Task brief: From the data that follows, copy every line with the string "JSON".

Data extracts Block Start

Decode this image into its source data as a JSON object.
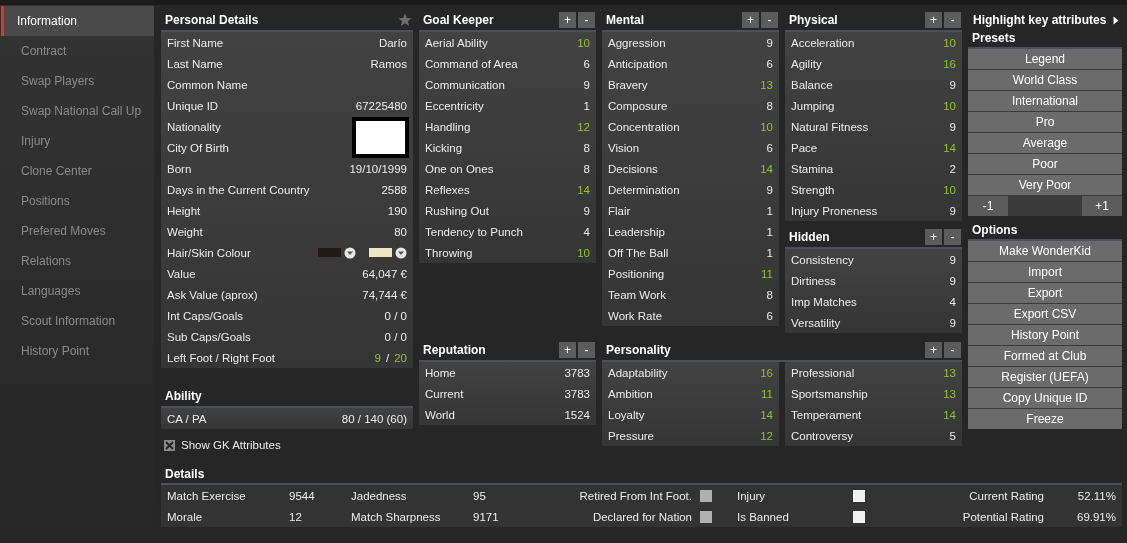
{
  "sidebar": {
    "items": [
      {
        "label": "Information",
        "selected": true
      },
      {
        "label": "Contract",
        "selected": false
      },
      {
        "label": "Swap Players",
        "selected": false
      },
      {
        "label": "Swap National Call Up",
        "selected": false
      },
      {
        "label": "Injury",
        "selected": false
      },
      {
        "label": "Clone Center",
        "selected": false
      },
      {
        "label": "Positions",
        "selected": false
      },
      {
        "label": "Prefered Moves",
        "selected": false
      },
      {
        "label": "Relations",
        "selected": false
      },
      {
        "label": "Languages",
        "selected": false
      },
      {
        "label": "Scout Information",
        "selected": false
      },
      {
        "label": "History Point",
        "selected": false
      }
    ]
  },
  "personal_details": {
    "title": "Personal Details",
    "rows": [
      {
        "kind": "text",
        "label": "First Name",
        "value": "Darío"
      },
      {
        "kind": "text",
        "label": "Last Name",
        "value": "Ramos"
      },
      {
        "kind": "text",
        "label": "Common Name"
      },
      {
        "kind": "text",
        "label": "Unique ID",
        "value": "67225480"
      },
      {
        "kind": "flag",
        "label": "Nationality"
      },
      {
        "kind": "text",
        "label": "City Of Birth"
      },
      {
        "kind": "text",
        "label": "Born",
        "value": "19/10/1999"
      },
      {
        "kind": "text",
        "label": "Days in the Current Country",
        "value": "2588"
      },
      {
        "kind": "text",
        "label": "Height",
        "value": "190"
      },
      {
        "kind": "text",
        "label": "Weight",
        "value": "80"
      },
      {
        "kind": "swatches",
        "label": "Hair/Skin Colour",
        "swatches": [
          {
            "color": "#211a16"
          },
          {
            "color": "#f0e6c6"
          }
        ]
      },
      {
        "kind": "text",
        "label": "Value",
        "value": "64,047 €"
      },
      {
        "kind": "text",
        "label": "Ask Value (aprox)",
        "value": "74,744 €"
      },
      {
        "kind": "text",
        "label": "Int Caps/Goals",
        "value": "0 / 0"
      },
      {
        "kind": "text",
        "label": "Sub Caps/Goals",
        "value": "0 / 0"
      },
      {
        "kind": "parts",
        "label": "Left Foot / Right Foot",
        "parts": [
          {
            "text": "9",
            "highlight": true
          },
          {
            "text": "/",
            "highlight": false
          },
          {
            "text": "20",
            "highlight": true
          }
        ]
      }
    ]
  },
  "ability": {
    "title": "Ability",
    "rows": [
      {
        "kind": "text",
        "label": "CA / PA",
        "value": "80 / 140 (60)"
      }
    ]
  },
  "show_gk": {
    "label": "Show GK Attributes",
    "checked": true
  },
  "goal_keeper": {
    "title": "Goal Keeper",
    "plus": "+",
    "minus": "-",
    "rows": [
      {
        "label": "Aerial Ability",
        "value": "10",
        "highlight": true
      },
      {
        "label": "Command of Area",
        "value": "6",
        "highlight": false
      },
      {
        "label": "Communication",
        "value": "9",
        "highlight": false
      },
      {
        "label": "Eccentricity",
        "value": "1",
        "highlight": false
      },
      {
        "label": "Handling",
        "value": "12",
        "highlight": true
      },
      {
        "label": "Kicking",
        "value": "8",
        "highlight": false
      },
      {
        "label": "One on Ones",
        "value": "8",
        "highlight": false
      },
      {
        "label": "Reflexes",
        "value": "14",
        "highlight": true
      },
      {
        "label": "Rushing Out",
        "value": "9",
        "highlight": false
      },
      {
        "label": "Tendency to Punch",
        "value": "4",
        "highlight": false
      },
      {
        "label": "Throwing",
        "value": "10",
        "highlight": true
      }
    ]
  },
  "mental": {
    "title": "Mental",
    "plus": "+",
    "minus": "-",
    "rows": [
      {
        "label": "Aggression",
        "value": "9",
        "highlight": false
      },
      {
        "label": "Anticipation",
        "value": "6",
        "highlight": false
      },
      {
        "label": "Bravery",
        "value": "13",
        "highlight": true
      },
      {
        "label": "Composure",
        "value": "8",
        "highlight": false
      },
      {
        "label": "Concentration",
        "value": "10",
        "highlight": true
      },
      {
        "label": "Vision",
        "value": "6",
        "highlight": false
      },
      {
        "label": "Decisions",
        "value": "14",
        "highlight": true
      },
      {
        "label": "Determination",
        "value": "9",
        "highlight": false
      },
      {
        "label": "Flair",
        "value": "1",
        "highlight": false
      },
      {
        "label": "Leadership",
        "value": "1",
        "highlight": false
      },
      {
        "label": "Off The Ball",
        "value": "1",
        "highlight": false
      },
      {
        "label": "Positioning",
        "value": "11",
        "highlight": true
      },
      {
        "label": "Team Work",
        "value": "8",
        "highlight": false
      },
      {
        "label": "Work Rate",
        "value": "6",
        "highlight": false
      }
    ]
  },
  "physical": {
    "title": "Physical",
    "plus": "+",
    "minus": "-",
    "rows": [
      {
        "label": "Acceleration",
        "value": "10",
        "highlight": true
      },
      {
        "label": "Agility",
        "value": "16",
        "highlight": true
      },
      {
        "label": "Balance",
        "value": "9",
        "highlight": false
      },
      {
        "label": "Jumping",
        "value": "10",
        "highlight": true
      },
      {
        "label": "Natural Fitness",
        "value": "9",
        "highlight": false
      },
      {
        "label": "Pace",
        "value": "14",
        "highlight": true
      },
      {
        "label": "Stamina",
        "value": "2",
        "highlight": false
      },
      {
        "label": "Strength",
        "value": "10",
        "highlight": true
      },
      {
        "label": "Injury Proneness",
        "value": "9",
        "highlight": false
      }
    ]
  },
  "hidden": {
    "title": "Hidden",
    "plus": "+",
    "minus": "-",
    "rows": [
      {
        "label": "Consistency",
        "value": "9",
        "highlight": false
      },
      {
        "label": "Dirtiness",
        "value": "9",
        "highlight": false
      },
      {
        "label": "Imp Matches",
        "value": "4",
        "highlight": false
      },
      {
        "label": "Versatility",
        "value": "9",
        "highlight": false
      }
    ]
  },
  "reputation": {
    "title": "Reputation",
    "plus": "+",
    "minus": "-",
    "rows": [
      {
        "label": "Home",
        "value": "3783",
        "highlight": false
      },
      {
        "label": "Current",
        "value": "3783",
        "highlight": false
      },
      {
        "label": "World",
        "value": "1524",
        "highlight": false
      }
    ]
  },
  "personality": {
    "title": "Personality",
    "plus": "+",
    "minus": "-",
    "columns": [
      [
        {
          "label": "Adaptability",
          "value": "16",
          "highlight": true
        },
        {
          "label": "Ambition",
          "value": "11",
          "highlight": true
        },
        {
          "label": "Loyalty",
          "value": "14",
          "highlight": true
        },
        {
          "label": "Pressure",
          "value": "12",
          "highlight": true
        }
      ],
      [
        {
          "label": "Professional",
          "value": "13",
          "highlight": true
        },
        {
          "label": "Sportsmanship",
          "value": "13",
          "highlight": true
        },
        {
          "label": "Temperament",
          "value": "14",
          "highlight": true
        },
        {
          "label": "Controversy",
          "value": "5",
          "highlight": false
        }
      ]
    ]
  },
  "highlight_link": "Highlight key attributes",
  "presets": {
    "title": "Presets",
    "buttons": [
      "Legend",
      "World Class",
      "International",
      "Pro",
      "Average",
      "Poor",
      "Very Poor"
    ],
    "minus": "-1",
    "plus": "+1"
  },
  "options": {
    "title": "Options",
    "buttons": [
      "Make WonderKid",
      "Import",
      "Export",
      "Export CSV",
      "History Point",
      "Formed at Club",
      "Register (UEFA)",
      "Copy Unique ID",
      "Freeze"
    ]
  },
  "details": {
    "title": "Details",
    "rows": [
      [
        {
          "kind": "stat",
          "label": "Match Exercise",
          "value": "9544"
        },
        {
          "kind": "stat",
          "label": "Jadedness",
          "value": "95"
        },
        {
          "kind": "check",
          "label": "Retired From Int Foot.",
          "checked": false,
          "disabled": true
        },
        {
          "kind": "check",
          "label": "Injury",
          "checked": false,
          "disabled": false
        },
        {
          "kind": "rating",
          "label": "Current Rating",
          "value": "52.11%"
        }
      ],
      [
        {
          "kind": "stat",
          "label": "Morale",
          "value": "12"
        },
        {
          "kind": "stat",
          "label": "Match Sharpness",
          "value": "9171"
        },
        {
          "kind": "check",
          "label": "Declared for Nation",
          "checked": false,
          "disabled": true
        },
        {
          "kind": "check",
          "label": "Is Banned",
          "checked": false,
          "disabled": false
        },
        {
          "kind": "rating",
          "label": "Potential Rating",
          "value": "69.91%"
        }
      ]
    ]
  }
}
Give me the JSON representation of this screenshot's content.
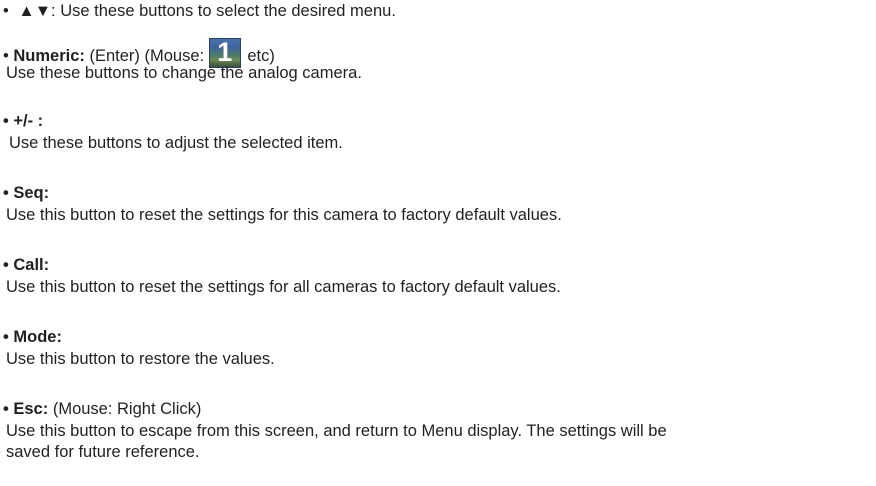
{
  "items": [
    {
      "bullet": "•",
      "arrows": "▲▼",
      "text": ": Use these buttons to select the desired menu."
    },
    {
      "bullet": "•",
      "label": "Numeric:",
      "extra_before": "(Enter) (Mouse:",
      "icon_digit": "1",
      "extra_after": "etc)",
      "description": "Use these buttons to change the analog camera."
    },
    {
      "bullet": "•",
      "label": "+/- :",
      "description": "Use these buttons to adjust the selected item."
    },
    {
      "bullet": "•",
      "label": "Seq:",
      "description": "Use this button to reset the settings for this camera to factory default values."
    },
    {
      "bullet": "•",
      "label": "Call:",
      "description": "Use this button to reset the settings for all cameras to factory default values."
    },
    {
      "bullet": "•",
      "label": "Mode:",
      "description": "Use this button to restore the values."
    },
    {
      "bullet": "•",
      "label": "Esc:",
      "extra": "(Mouse: Right Click)",
      "description": "Use this button to escape from this screen, and return to Menu display. The settings will be",
      "description_cont": "saved for future reference."
    }
  ]
}
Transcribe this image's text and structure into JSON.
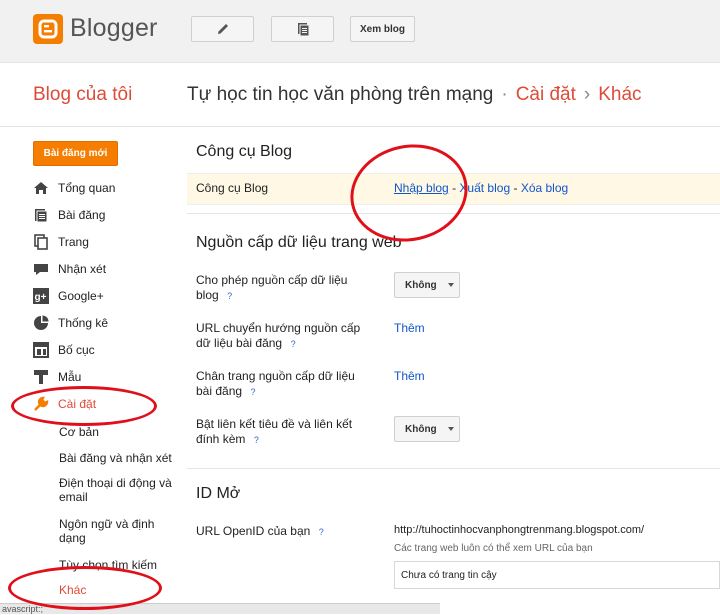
{
  "app": {
    "logo_text": "Blogger"
  },
  "toolbar": {
    "view_blog_label": "Xem blog",
    "edit_icon": "pencil-icon",
    "posts_icon": "posts-icon"
  },
  "header": {
    "my_blogs": "Blog của tôi",
    "blog_title": "Tự học tin học văn phòng trên mạng",
    "separator": "·",
    "section": "Cài đặt",
    "arrow": "›",
    "subsection": "Khác"
  },
  "sidebar": {
    "new_post": "Bài đăng mới",
    "items": [
      {
        "label": "Tổng quan",
        "icon": "home-icon"
      },
      {
        "label": "Bài đăng",
        "icon": "posts-icon"
      },
      {
        "label": "Trang",
        "icon": "page-icon"
      },
      {
        "label": "Nhận xét",
        "icon": "comment-icon"
      },
      {
        "label": "Google+",
        "icon": "google-plus-icon"
      },
      {
        "label": "Thống kê",
        "icon": "pie-chart-icon"
      },
      {
        "label": "Bố cục",
        "icon": "layout-icon"
      },
      {
        "label": "Mẫu",
        "icon": "template-icon"
      },
      {
        "label": "Cài đặt",
        "icon": "wrench-icon"
      }
    ],
    "subitems": [
      "Cơ bản",
      "Bài đăng và nhận xét",
      "Điện thoại di động và email",
      "Ngôn ngữ và định dạng",
      "Tùy chọn tìm kiếm",
      "Khác"
    ]
  },
  "main": {
    "blog_tools": {
      "heading": "Công cụ Blog",
      "label": "Công cụ Blog",
      "import": "Nhập blog",
      "export": "Xuất blog",
      "delete": "Xóa blog",
      "dash": "-"
    },
    "site_feed": {
      "heading": "Nguồn cấp dữ liệu trang web",
      "allow_feed_line1": "Cho phép nguồn cấp dữ liệu",
      "allow_feed_line2": "blog",
      "allow_feed_value": "Không",
      "redirect_line1": "URL chuyển hướng nguồn cấp",
      "redirect_line2": "dữ liệu bài đăng",
      "redirect_action": "Thêm",
      "footer_line1": "Chân trang nguồn cấp dữ liệu",
      "footer_line2": "bài đăng",
      "footer_action": "Thêm",
      "enclosure_line1": "Bật liên kết tiêu đề và liên kết",
      "enclosure_line2": "đính kèm",
      "enclosure_value": "Không",
      "help": "?"
    },
    "openid": {
      "heading": "ID Mở",
      "label": "URL OpenID của bạn",
      "url": "http://tuhoctinhocvanphongtrenmang.blogspot.com/",
      "hint": "Các trang web luôn có thể xem URL của bạn",
      "trusted": "Chưa có trang tin cậy"
    }
  },
  "status_bar": {
    "text": "avascript:;"
  },
  "colors": {
    "accent": "#f57d00",
    "link": "#1155cc",
    "annotation": "#e0101a"
  }
}
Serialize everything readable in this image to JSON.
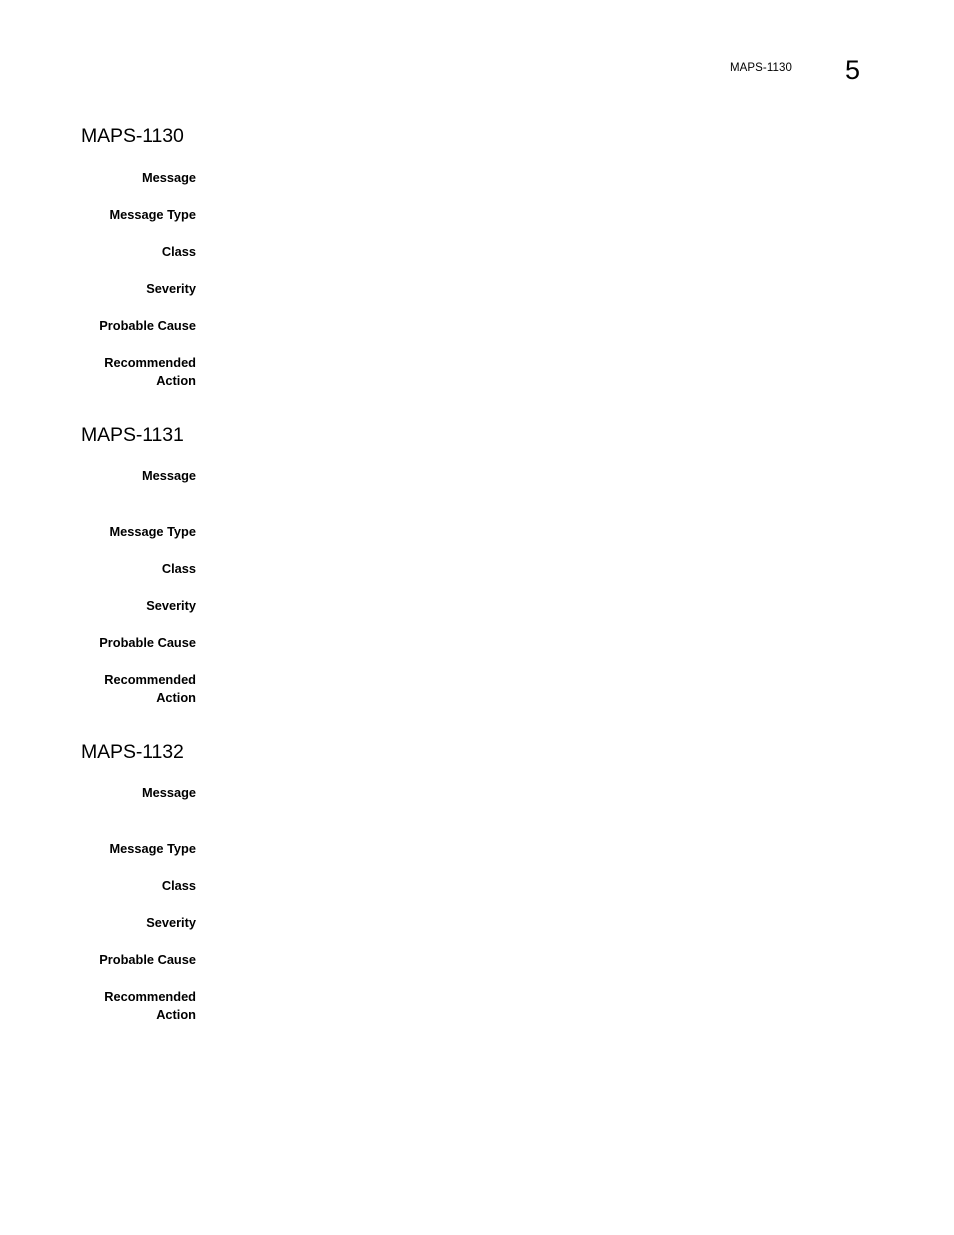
{
  "header": {
    "reference": "MAPS-1130",
    "page_number": "5"
  },
  "colors": {
    "page_background": "#ffffff",
    "text": "#000000"
  },
  "sections": [
    {
      "title": "MAPS-1130",
      "fields": [
        {
          "label": "Message",
          "value": ""
        },
        {
          "label": "Message Type",
          "value": ""
        },
        {
          "label": "Class",
          "value": ""
        },
        {
          "label": "Severity",
          "value": ""
        },
        {
          "label": "Probable Cause",
          "value": ""
        },
        {
          "label": "Recommended\nAction",
          "value": ""
        }
      ]
    },
    {
      "title": "MAPS-1131",
      "fields": [
        {
          "label": "Message",
          "value": ""
        },
        {
          "label": "Message Type",
          "value": ""
        },
        {
          "label": "Class",
          "value": ""
        },
        {
          "label": "Severity",
          "value": ""
        },
        {
          "label": "Probable Cause",
          "value": ""
        },
        {
          "label": "Recommended\nAction",
          "value": ""
        }
      ]
    },
    {
      "title": "MAPS-1132",
      "fields": [
        {
          "label": "Message",
          "value": ""
        },
        {
          "label": "Message Type",
          "value": ""
        },
        {
          "label": "Class",
          "value": ""
        },
        {
          "label": "Severity",
          "value": ""
        },
        {
          "label": "Probable Cause",
          "value": ""
        },
        {
          "label": "Recommended\nAction",
          "value": ""
        }
      ]
    }
  ]
}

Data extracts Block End

Expected answer:
Decode this image into its source data as a JSON object.
Give me the JSON representation of this screenshot's content.
Transcribe this image's text and structure into JSON.
Serialize everything readable in this image to JSON.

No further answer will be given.